Sunrise. David forgot the coffee. Sandra needs a smoke. There’s bugs. The expressway home to separate apartments, mainline to reality, isn’t fast enough.
Still Life With Redneck
Fuck! Well, ain’t that the first word the kid had to learn. Daddy says it all the time. Like father, like son. Can’t wait till the damned kid is out fixing the Camaro, Coors in hand, getting it ready for some hot date with his cousin or some shit. What the hell was I thinking?
“Take the micropipette and suck out the old egg nucleus.”
Howard’s eyes burned from Dr. Robac’s putrid cigar. “Please, I’ll heave.”
“Sorry. Now take the other pipette and approach the egg center. Easy does it.”
Through the microscope Howard directed the pipette tip to the donut hole.
“Depress the plunger evenly. … Baby, it’s in!”
“My son!” Howard cried.
They stood together overlooking the once beautiful valley. A swath of devastation and the screams of the anguished marked what had once been a thriving dairy. In the distance, they could hear the First Army and Red Cross helicopters arriving.
“Some heifers just go bad,” Andrea said, as if this explained it all. “There’s one in every herd.”

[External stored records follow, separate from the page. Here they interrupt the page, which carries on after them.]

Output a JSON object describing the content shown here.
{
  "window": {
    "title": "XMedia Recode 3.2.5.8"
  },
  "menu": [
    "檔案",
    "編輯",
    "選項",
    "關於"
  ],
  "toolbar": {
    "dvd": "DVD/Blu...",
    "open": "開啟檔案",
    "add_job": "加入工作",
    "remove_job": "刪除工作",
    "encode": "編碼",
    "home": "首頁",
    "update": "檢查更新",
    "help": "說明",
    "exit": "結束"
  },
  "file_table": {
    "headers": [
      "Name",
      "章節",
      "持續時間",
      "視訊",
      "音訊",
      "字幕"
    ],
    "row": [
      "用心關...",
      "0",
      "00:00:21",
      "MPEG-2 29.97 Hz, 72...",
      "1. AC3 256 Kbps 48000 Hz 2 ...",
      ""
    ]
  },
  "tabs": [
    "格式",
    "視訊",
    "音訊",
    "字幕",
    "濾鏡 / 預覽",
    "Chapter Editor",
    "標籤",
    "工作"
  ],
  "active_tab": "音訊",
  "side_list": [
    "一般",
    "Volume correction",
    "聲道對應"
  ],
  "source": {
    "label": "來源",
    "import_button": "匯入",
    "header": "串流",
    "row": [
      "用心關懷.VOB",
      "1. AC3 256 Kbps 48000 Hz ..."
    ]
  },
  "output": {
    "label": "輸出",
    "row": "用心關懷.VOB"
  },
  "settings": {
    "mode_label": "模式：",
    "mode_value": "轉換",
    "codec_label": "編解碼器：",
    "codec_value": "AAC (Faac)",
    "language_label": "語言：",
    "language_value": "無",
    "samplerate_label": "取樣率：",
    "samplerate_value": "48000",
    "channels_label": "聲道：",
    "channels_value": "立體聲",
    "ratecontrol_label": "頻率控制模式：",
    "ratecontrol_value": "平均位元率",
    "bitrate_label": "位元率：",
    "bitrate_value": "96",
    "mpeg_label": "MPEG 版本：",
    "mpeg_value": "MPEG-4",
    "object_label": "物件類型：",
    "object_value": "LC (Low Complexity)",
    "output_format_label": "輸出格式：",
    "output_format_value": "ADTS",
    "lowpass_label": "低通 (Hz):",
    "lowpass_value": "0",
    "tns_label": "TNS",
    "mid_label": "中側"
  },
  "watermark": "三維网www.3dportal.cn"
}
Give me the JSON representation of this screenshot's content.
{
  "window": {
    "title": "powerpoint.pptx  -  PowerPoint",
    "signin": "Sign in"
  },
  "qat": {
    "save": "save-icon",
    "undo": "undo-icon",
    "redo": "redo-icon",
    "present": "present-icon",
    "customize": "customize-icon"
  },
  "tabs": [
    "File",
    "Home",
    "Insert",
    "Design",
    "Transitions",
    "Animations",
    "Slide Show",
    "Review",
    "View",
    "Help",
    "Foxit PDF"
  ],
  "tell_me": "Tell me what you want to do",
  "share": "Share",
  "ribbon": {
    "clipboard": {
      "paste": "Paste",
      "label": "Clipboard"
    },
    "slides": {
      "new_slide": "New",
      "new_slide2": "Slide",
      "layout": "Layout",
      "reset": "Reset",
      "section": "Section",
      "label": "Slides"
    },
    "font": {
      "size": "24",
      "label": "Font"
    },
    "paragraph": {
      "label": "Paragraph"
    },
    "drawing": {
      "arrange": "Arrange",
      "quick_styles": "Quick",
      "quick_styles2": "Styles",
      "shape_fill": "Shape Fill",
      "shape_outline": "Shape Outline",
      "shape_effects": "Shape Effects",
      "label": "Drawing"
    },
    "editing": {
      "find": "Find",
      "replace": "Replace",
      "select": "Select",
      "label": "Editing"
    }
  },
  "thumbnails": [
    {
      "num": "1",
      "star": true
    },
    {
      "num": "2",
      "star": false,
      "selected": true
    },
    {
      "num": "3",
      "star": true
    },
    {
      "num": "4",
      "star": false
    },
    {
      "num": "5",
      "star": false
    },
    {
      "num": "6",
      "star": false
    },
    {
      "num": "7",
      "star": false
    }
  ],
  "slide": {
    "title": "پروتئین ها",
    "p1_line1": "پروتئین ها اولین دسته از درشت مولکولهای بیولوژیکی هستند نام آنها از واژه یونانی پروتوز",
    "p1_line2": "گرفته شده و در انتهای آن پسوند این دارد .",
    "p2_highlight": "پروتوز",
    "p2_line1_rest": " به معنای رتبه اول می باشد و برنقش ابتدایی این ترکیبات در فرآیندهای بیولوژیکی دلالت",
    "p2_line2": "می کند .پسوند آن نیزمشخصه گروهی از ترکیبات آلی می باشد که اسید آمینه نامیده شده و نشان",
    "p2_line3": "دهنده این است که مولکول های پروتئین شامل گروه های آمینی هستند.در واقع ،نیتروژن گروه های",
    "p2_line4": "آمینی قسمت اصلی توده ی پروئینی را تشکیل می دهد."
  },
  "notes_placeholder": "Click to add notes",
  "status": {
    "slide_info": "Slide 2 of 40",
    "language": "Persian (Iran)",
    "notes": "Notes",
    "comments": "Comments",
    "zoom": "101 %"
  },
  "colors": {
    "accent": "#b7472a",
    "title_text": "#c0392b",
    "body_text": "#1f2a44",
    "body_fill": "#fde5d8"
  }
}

Sitting in the yard. No rake. Staring at the barbed wire on top of the gate. Beyond, the line “es mi familia” and friends. I’m hoping that this nightmare will end. This manure “es serio” isn’t a dream. I’m hearing inmates dying. I’m hearing their last screams. It’s making me sick, surrounded by bars and walls made of bricks.
Tom Waits, and So Does Venus
Skinny Tom Moon hung low, discrete, at horizon happy hour. Venus, blinkin’ her good eye, muttered, “Damn. I suppose you’re off with those superstars for the night, leavin’ me nothin’ but the same old twinkle-twinkle shit.” They both sighed, knowin’ nothin’ could be done, but that in a few nights she’d be lyin’ right between his horns.